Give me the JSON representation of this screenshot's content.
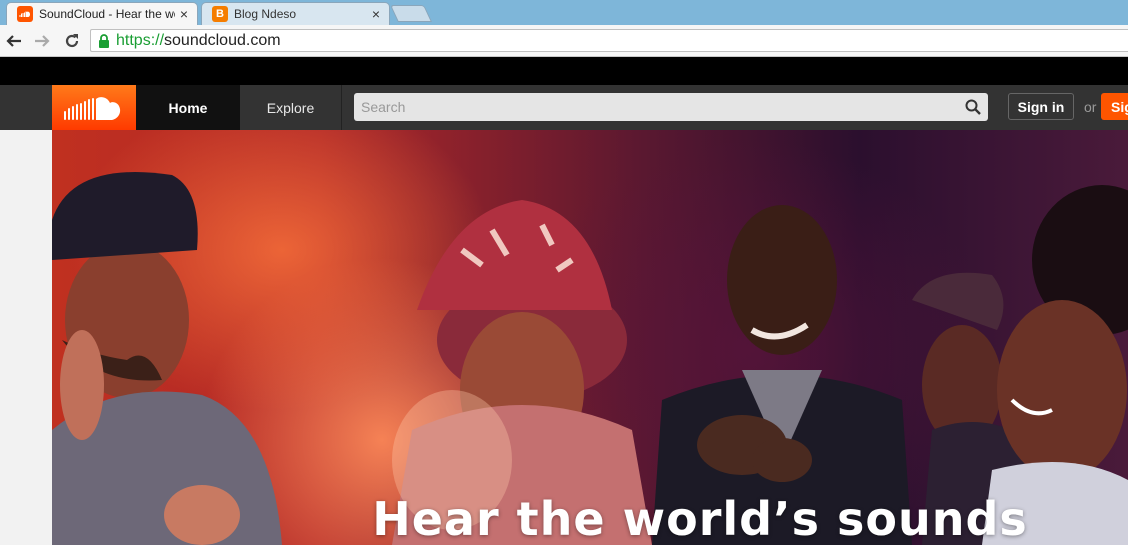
{
  "browser": {
    "tabs": [
      {
        "title": "SoundCloud - Hear the wo",
        "active": true,
        "favicon": "soundcloud-icon"
      },
      {
        "title": "Blog Ndeso",
        "active": false,
        "favicon": "blogger-icon"
      }
    ],
    "close_glyph": "×",
    "favicon_letter": "B",
    "url_scheme": "https://",
    "url_host": "soundcloud.com"
  },
  "header": {
    "nav": [
      {
        "label": "Home"
      },
      {
        "label": "Explore"
      }
    ],
    "search_placeholder": "Search",
    "signin_label": "Sign in",
    "or_label": "or",
    "signup_label": "Sig",
    "brand_color": "#ff5500"
  },
  "hero": {
    "title": "Hear the world’s sounds"
  }
}
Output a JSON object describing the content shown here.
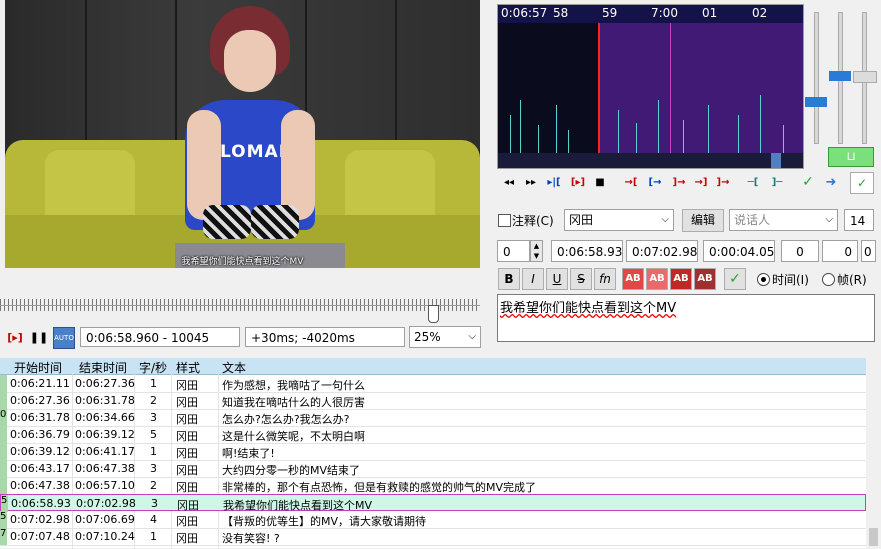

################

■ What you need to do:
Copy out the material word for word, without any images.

■ Task response:
Give me the JSON representation of this screenshot's content.
{
  "browser": {
    "tabs": [
      {
        "title": "SoundCloud - Hear the wo",
        "active": true,
        "favicon": "soundcloud-icon"
      },
      {
        "title": "Blog Ndeso",
        "active": false,
        "favicon": "blogger-icon"
      }
    ],
    "close_glyph": "×",
    "favicon_letter": "B",
    "url_scheme": "https://",
    "url_host": "soundcloud.com"
  },
  "header": {
    "nav": [
      {
        "label": "Home"
      },
      {
        "label": "Explore"
      }
    ],
    "search_placeholder": "Search",
    "signin_label": "Sign in",
    "or_label": "or",
    "signup_label": "Sig",
    "brand_color": "#ff5500"
  },
  "hero": {
    "title": "Hear the world’s sounds"
  }
}
Output a JSON object describing the content shown here.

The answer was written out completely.